=== Section Start ===

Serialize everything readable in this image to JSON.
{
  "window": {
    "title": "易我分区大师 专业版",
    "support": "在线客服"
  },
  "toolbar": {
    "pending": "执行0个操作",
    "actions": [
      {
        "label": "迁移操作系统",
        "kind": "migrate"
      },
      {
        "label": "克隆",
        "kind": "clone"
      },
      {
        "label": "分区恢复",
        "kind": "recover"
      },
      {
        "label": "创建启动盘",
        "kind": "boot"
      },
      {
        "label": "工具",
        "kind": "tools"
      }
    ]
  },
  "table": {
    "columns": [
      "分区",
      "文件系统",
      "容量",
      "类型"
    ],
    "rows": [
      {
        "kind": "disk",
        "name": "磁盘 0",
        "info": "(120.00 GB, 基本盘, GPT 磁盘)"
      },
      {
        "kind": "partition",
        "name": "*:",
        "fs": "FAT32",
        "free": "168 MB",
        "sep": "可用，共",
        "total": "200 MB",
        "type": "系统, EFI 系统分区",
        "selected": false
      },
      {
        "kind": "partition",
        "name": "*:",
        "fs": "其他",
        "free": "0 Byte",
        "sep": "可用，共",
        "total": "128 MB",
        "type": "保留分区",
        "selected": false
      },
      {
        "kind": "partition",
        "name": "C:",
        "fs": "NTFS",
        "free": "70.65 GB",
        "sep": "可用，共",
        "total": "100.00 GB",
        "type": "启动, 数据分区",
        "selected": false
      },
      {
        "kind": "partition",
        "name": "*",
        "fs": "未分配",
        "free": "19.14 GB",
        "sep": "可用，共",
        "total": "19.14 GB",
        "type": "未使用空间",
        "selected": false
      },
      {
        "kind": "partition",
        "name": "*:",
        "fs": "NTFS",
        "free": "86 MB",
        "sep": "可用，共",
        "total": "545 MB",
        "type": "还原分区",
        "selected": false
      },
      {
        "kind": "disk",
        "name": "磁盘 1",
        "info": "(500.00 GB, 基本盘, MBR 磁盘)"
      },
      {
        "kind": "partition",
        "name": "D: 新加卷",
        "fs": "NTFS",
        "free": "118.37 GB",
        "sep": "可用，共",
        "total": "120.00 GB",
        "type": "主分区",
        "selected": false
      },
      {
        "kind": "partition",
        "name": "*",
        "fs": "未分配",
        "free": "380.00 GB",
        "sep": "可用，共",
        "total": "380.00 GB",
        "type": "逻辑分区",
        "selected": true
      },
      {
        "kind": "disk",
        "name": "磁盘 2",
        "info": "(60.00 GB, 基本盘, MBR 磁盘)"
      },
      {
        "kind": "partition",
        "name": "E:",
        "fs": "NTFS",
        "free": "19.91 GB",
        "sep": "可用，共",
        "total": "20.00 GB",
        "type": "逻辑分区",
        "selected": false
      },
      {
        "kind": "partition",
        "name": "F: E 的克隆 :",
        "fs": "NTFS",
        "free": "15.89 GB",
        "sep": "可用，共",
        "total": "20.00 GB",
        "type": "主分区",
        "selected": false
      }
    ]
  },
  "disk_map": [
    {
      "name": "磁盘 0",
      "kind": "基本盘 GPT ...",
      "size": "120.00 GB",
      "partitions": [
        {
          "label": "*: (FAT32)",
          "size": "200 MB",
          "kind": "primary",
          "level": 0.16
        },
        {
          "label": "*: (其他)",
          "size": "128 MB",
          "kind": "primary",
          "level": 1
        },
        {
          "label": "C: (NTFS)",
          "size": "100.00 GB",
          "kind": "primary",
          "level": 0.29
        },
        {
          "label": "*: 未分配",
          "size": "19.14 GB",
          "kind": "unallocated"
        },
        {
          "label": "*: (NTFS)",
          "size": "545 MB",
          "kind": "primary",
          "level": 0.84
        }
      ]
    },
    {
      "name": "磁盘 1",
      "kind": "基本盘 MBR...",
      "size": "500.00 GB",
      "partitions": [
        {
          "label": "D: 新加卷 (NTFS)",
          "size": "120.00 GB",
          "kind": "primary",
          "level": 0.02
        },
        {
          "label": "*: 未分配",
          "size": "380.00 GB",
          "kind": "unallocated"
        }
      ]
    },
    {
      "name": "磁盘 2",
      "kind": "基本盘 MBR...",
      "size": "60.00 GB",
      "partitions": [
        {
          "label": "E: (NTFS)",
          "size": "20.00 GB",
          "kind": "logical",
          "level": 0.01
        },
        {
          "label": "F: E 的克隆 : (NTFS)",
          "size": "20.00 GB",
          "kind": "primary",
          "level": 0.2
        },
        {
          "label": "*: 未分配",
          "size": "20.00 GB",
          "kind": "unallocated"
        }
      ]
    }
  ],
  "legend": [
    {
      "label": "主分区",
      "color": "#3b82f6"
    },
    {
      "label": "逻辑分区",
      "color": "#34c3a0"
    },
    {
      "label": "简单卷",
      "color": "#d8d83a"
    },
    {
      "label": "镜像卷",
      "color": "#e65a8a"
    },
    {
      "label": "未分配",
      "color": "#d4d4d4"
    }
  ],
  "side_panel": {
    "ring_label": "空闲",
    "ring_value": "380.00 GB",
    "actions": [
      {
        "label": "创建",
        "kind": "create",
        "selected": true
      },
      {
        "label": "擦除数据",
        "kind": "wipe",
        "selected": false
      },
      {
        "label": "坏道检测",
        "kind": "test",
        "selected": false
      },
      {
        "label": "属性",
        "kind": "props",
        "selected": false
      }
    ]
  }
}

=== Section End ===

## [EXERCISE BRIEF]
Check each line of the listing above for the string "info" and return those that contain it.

## [YOUR SOLUTION]
        "info": "(120.00 GB, 基本盘, GPT 磁盘)"
        "info": "(500.00 GB, 基本盘, MBR 磁盘)"
        "info": "(60.00 GB, 基本盘, MBR 磁盘)"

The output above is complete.